As lawmakers prepare to pass the next round of economic stimulus legislation at the end of this month, congressional Republicans and the Trump administration are considering proposals to drop the eligibility income threshold on the next round of stimulus checks, according to a report from the Washington Post.
Senate Majority Leader Mitch McConnell (R-KY) speaks during a press conference following the weekly … [+]
Under the first round of direct payments, Americans making less than $75,000 were eligible for a $1,200 check; that figure was phased out gradually for individuals with income levels up to $99,000.
The Post cited four people aware of the private deliberations who said the potential, new income limit is yet to be determined.

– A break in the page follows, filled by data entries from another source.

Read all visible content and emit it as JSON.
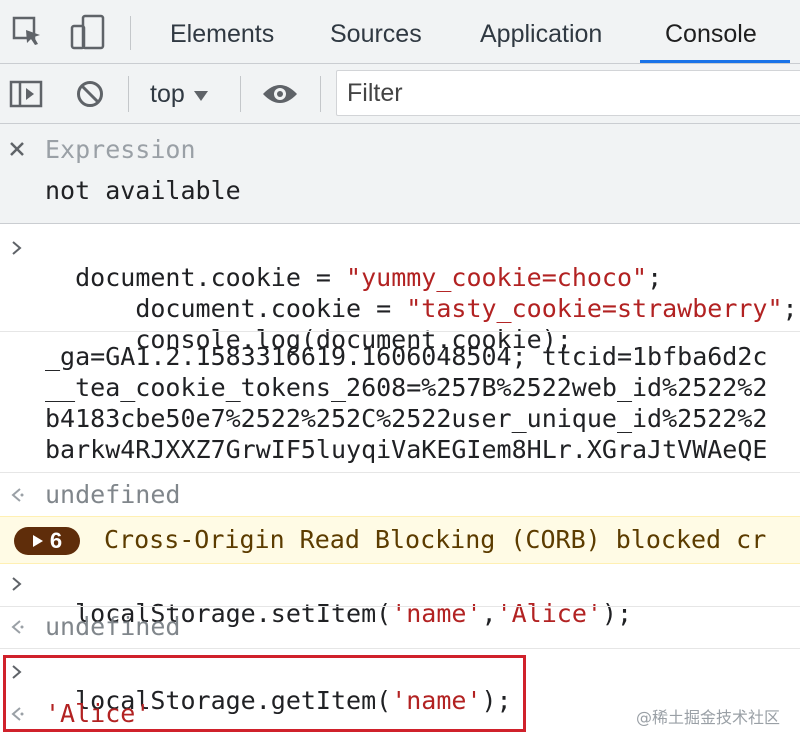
{
  "tabs": [
    {
      "label": "Elements"
    },
    {
      "label": "Sources"
    },
    {
      "label": "Application"
    },
    {
      "label": "Console"
    }
  ],
  "active_tab": "Console",
  "toolbar": {
    "context": "top",
    "filter_placeholder": "Filter"
  },
  "live_expression": {
    "label": "Expression",
    "value": "not available"
  },
  "console": {
    "entry1": {
      "line1_code": "document.cookie = ",
      "line1_str": "\"yummy_cookie=choco\"",
      "line1_end": ";",
      "line2_code": "    document.cookie = ",
      "line2_str": "\"tasty_cookie=strawberry\"",
      "line2_end": ";",
      "line3_code": "    console.log(document.cookie);"
    },
    "log_output": [
      "_ga=GA1.2.1583316619.1606048504; ttcid=1bfba6d2c",
      "__tea_cookie_tokens_2608=%257B%2522web_id%2522%2",
      "b4183cbe50e7%2522%252C%2522user_unique_id%2522%2",
      "barkw4RJXXZ7GrwIF5luyqiVaKEGIem8HLr.XGraJtVWAeQE"
    ],
    "result1": "undefined",
    "warning": {
      "count": "6",
      "text": "Cross-Origin Read Blocking (CORB) blocked cr"
    },
    "entry2": {
      "code_start": "localStorage.setItem(",
      "str1": "'name'",
      "sep": ",",
      "str2": "'Alice'",
      "code_end": ");"
    },
    "result2": "undefined",
    "entry3": {
      "code_start": "localStorage.getItem(",
      "str1": "'name'",
      "code_end": ");"
    },
    "result3": "'Alice'"
  },
  "watermark": "@稀土掘金技术社区",
  "colors": {
    "accent": "#1a73e8",
    "string": "#b22222",
    "highlight": "#d0212b",
    "warning_bg": "#fffbe5"
  }
}
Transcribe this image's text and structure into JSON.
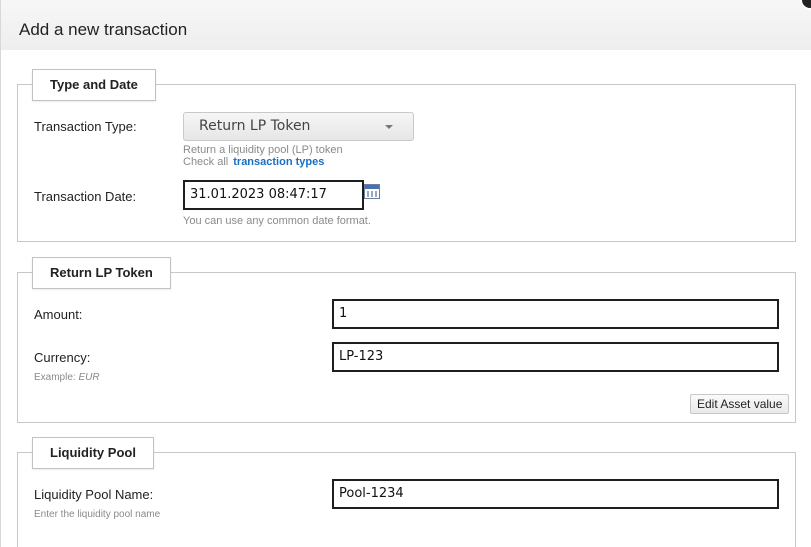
{
  "dialog": {
    "title": "Add a new transaction"
  },
  "type_date": {
    "legend": "Type and Date",
    "type_label": "Transaction Type:",
    "type_value": "Return LP Token",
    "type_hint": "Return a liquidity pool (LP) token",
    "check_all_text": "Check all",
    "types_link": "transaction types",
    "date_label": "Transaction Date:",
    "date_value": "31.01.2023 08:47:17",
    "date_hint": "You can use any common date format."
  },
  "return_lp": {
    "legend": "Return LP Token",
    "amount_label": "Amount:",
    "amount_value": "1",
    "currency_label": "Currency:",
    "currency_value": "LP-123",
    "currency_hint_prefix": "Example:",
    "currency_hint_example": "EUR",
    "edit_button": "Edit Asset value"
  },
  "pool": {
    "legend": "Liquidity Pool",
    "name_label": "Liquidity Pool Name:",
    "name_value": "Pool-1234",
    "name_hint": "Enter the liquidity pool name"
  }
}
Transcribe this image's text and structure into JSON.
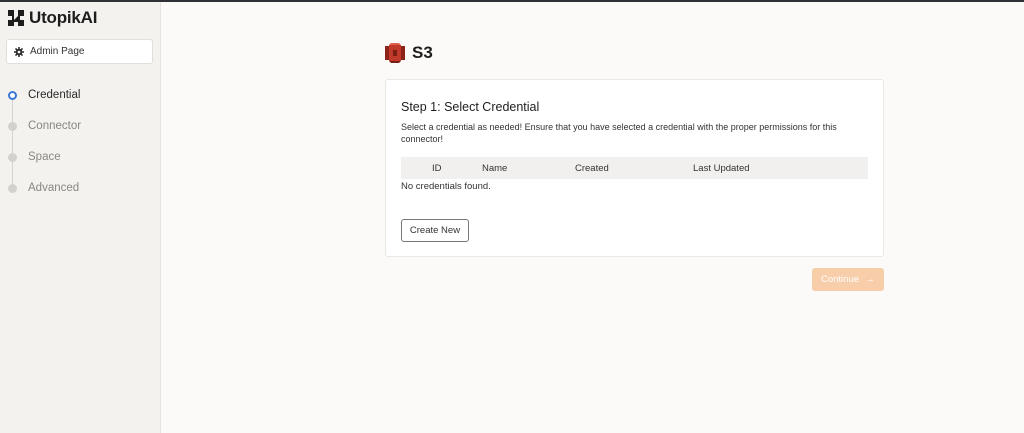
{
  "brand": {
    "name": "UtopikAI"
  },
  "sidebar": {
    "admin_label": "Admin Page",
    "steps": [
      {
        "label": "Credential",
        "active": true
      },
      {
        "label": "Connector",
        "active": false
      },
      {
        "label": "Space",
        "active": false
      },
      {
        "label": "Advanced",
        "active": false
      }
    ]
  },
  "header": {
    "title": "S3",
    "icon": "s3-bucket-icon"
  },
  "card": {
    "title": "Step 1: Select Credential",
    "description": "Select a credential as needed! Ensure that you have selected a credential with the proper permissions for this connector!",
    "columns": [
      "ID",
      "Name",
      "Created",
      "Last Updated"
    ],
    "empty_text": "No credentials found.",
    "create_label": "Create New"
  },
  "footer": {
    "continue_label": "Continue",
    "continue_arrow": "→"
  },
  "colors": {
    "accent": "#3b76d8",
    "continue": "#f8cda9",
    "s3_red": "#c0392b"
  }
}
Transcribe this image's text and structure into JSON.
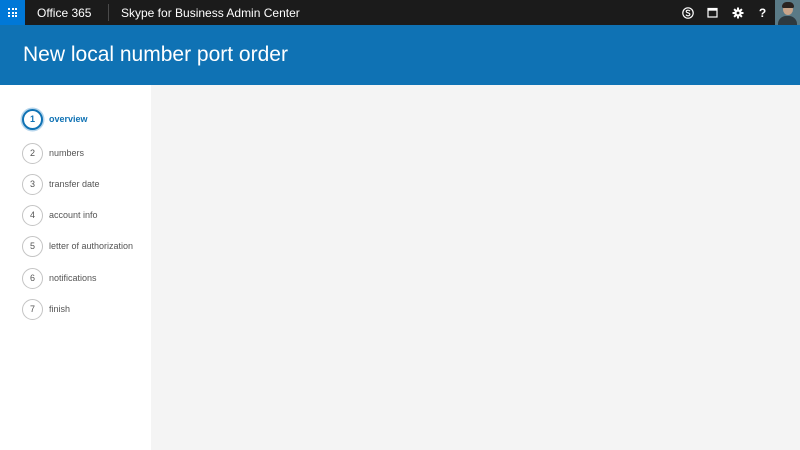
{
  "topbar": {
    "brand": "Office 365",
    "app_title": "Skype for Business Admin Center",
    "icons": [
      "skype-icon",
      "calendar-icon",
      "gear-icon",
      "help-icon"
    ]
  },
  "header": {
    "title": "New local number port order"
  },
  "steps": [
    {
      "number": "1",
      "label": "overview",
      "active": true
    },
    {
      "number": "2",
      "label": "numbers",
      "active": false
    },
    {
      "number": "3",
      "label": "transfer date",
      "active": false
    },
    {
      "number": "4",
      "label": "account info",
      "active": false
    },
    {
      "number": "5",
      "label": "letter of authorization",
      "active": false
    },
    {
      "number": "6",
      "label": "notifications",
      "active": false
    },
    {
      "number": "7",
      "label": "finish",
      "active": false
    }
  ],
  "colors": {
    "topbar_bg": "#1b1b1b",
    "waffle_bg": "#0078d7",
    "header_bg": "#0f72b4",
    "active_step": "#0f72b4",
    "main_bg": "#f4f4f4"
  }
}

The talks come as GOP lawmakers face increasing pressure to both limit government spending on the next package and prepare for the potential for more economic damage as coronavirus cases spike across the country.
New restrictions that are accompanying the resurgence of the virus—like a second wave of business shutdowns—have already caused economic damage in the hardest-hit states, analysts from Goldman Sachs said on Saturday.
Lawmakers will have just 11 days in July to pass new legislation before they depart again for their August recess.
If they are unsuccessful, some critical provisions of the CARES Act—like the extra $600 per week in unemployment benefits and the PPP program—will expire with nothing lined up to replace them.
Last week, Senate Majority Leader Mitch McConnell said a second stimulus check “could well” be included in the next round of legislation—that’s a major change of heart for the GOP leader, who has up till now been vocal in his opposition to more government spending. McConnell also said, “I think the people who have been hit the hardest are people who make about $40,000 a year or less,” leading to some speculation that eligibility may be capped at $40,000 for the next round of checks. It isn’t clear, however, that McConnell was referring specifically to the checks.
As new virus cases continue to skyrocket in Texas, Florida, Arizona, and California, many states are pausing or walking back their reopening plans altogether. And as businesses close again and economic recovery falters, lawmakers are under even more pressure to pass more relief legislation. In May, the Democratic House passed the Heroes Act, a sweeping $3 trillion package that included more stimulus checks, an extension for the expanded unemployment program, and more aid for states and local governments. That bill has not yet been addressed in the Republican-led Senate.
GOP eyes narrowing second round of $1,200 stimulus payments (Washington Post)